The American ride-sharing service Uber withdrew its business from Morocco after three difficult years, leaving about 300 drivers jobless and customers shell-shocked.
Approximately 19,000 people used Uber in Casablanca and Rabat but authorities’ inability to legally approve ride-sharing services (RSS) activities forced Uber to cease operations in Morocco.
“The current regulatory uncertainty does not allow us to provide a safe and reliable experience for neither [our] customers nor [our] drivers. So, as long as there is no real reform and an environment favourable to new mobility solutions, we are forced to suspend our operations,” Uber said in a statement.

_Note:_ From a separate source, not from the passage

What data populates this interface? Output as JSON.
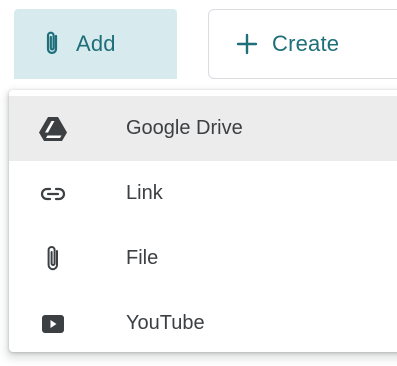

“Unfortunately, since our launch in Morocco almost three years ago, we have not had any clarity on the integration of applications like Uber into the existing transportation model.”
Uber’s decision came after many attempts to find with Moroccan authorities “a solution that would suit everyone.”
Analysts blamed the government for Uber’s exit at a time Morocco was ranked by the Bloomberg Innovation Index among the 50 most innovative countries.
Rachid Aourraz, analyst and researcher at the Arab Centre for Scientific Research and Human Studies, said Morocco showed it was not ready for such a transportation service, blaming government policies.
“Morocco is still not willing to invest in digital technology and innovation, including the transportation sector,” said Aourraz.
Uber introduced UberGreen in partnership with Derichebourg during the UN Climate Change Conference in Marrakech. The application allowed customers to hire electric vehicles to reduce carbon dioxide emissions and fight pollution in the city.
“Morocco deserves modern regulation that encourages innovation and competition. So why not innovate in the transport sector? For example, our partnership with COP 22 in November 2016 enabled us to facilitate more than 10,000 hybrid and electric vehicle trips in less than a week,” said Uber.
Aourraz said Uber’s halt of its activities coincided with Morocco’s bid to host the 2026 World Cup. “What kind of image are we giving to the world?” asked Aourraz, who said he had used Uber services.
Several customers said they were using Uber because it was faster, cleaner, more comfortable and convenient — although it is more expensive — than traditional taxi services.
Most of Morocco’s diesel-powered red taxis are in a dire state and polluting. Some taxi drivers refuse to take customers to certain neighbourhoods.
Uber’s withdrawal divided Moroccans.
“A good proof that Morocco (the political class, the people) does not yet have the intellectual and urban level to accept such advancement in its daily life,” wrote Ahmed al-Hamdani on Facebook.
Hamdani’s comment was met with a criticism from Aitzaid Ismail. “Is it to satisfy your lack of ego that you demean all the Moroccan people? Or are you really convinced that Uber’s halt is a proof?” asked Ismail.
“I have had evidence twice that some drivers are lacking a lot of professionalism. Maybe Uber’s halt does not come only from the outside but also from the inside,” said Matine Loubaris.
Red taxi drivers have battled Uber and other unlicensed RSS operates in Casablanca amid a lack of clear stance from authorities on the issue.
From anti-Uber protests and stickers to intimidation tactics, which sometimes ended up with altercations, taxi drivers made their competitors’ lives unbearable.
“From December 15 to December 21, 2016, about 30 Uber vehicles were trapped. Taxi drivers ordered Uber and, once there, our drivers were surrounded by several taxi drivers. One of them was injured and had to have surgery after having fractures of the fingers,” Meryem Belqziz, director-general of Uber Maroc, told the HuffPost Maroc.
Some Uber drivers said they were stunned by the companies’ decision.
“After logging on, I found a message saying that, from February 23, it was over,” Nabil told Lemonde.fr.
Uber said that its 300 drivers would be “accompanied with individual support the time to overcome this difficult transition.”
Aourraz called on the government to reform the transportation sector and line up with the developed countries in terms of digital innovation.
“How are we going to market Casablanca as one of the world’s leading financial hubs while in the same time we have a bureaucratic system that hampers innovation?” he asked.
Saad Guerraoui is a regular contributor to The Arab Weekly on Maghreb issues.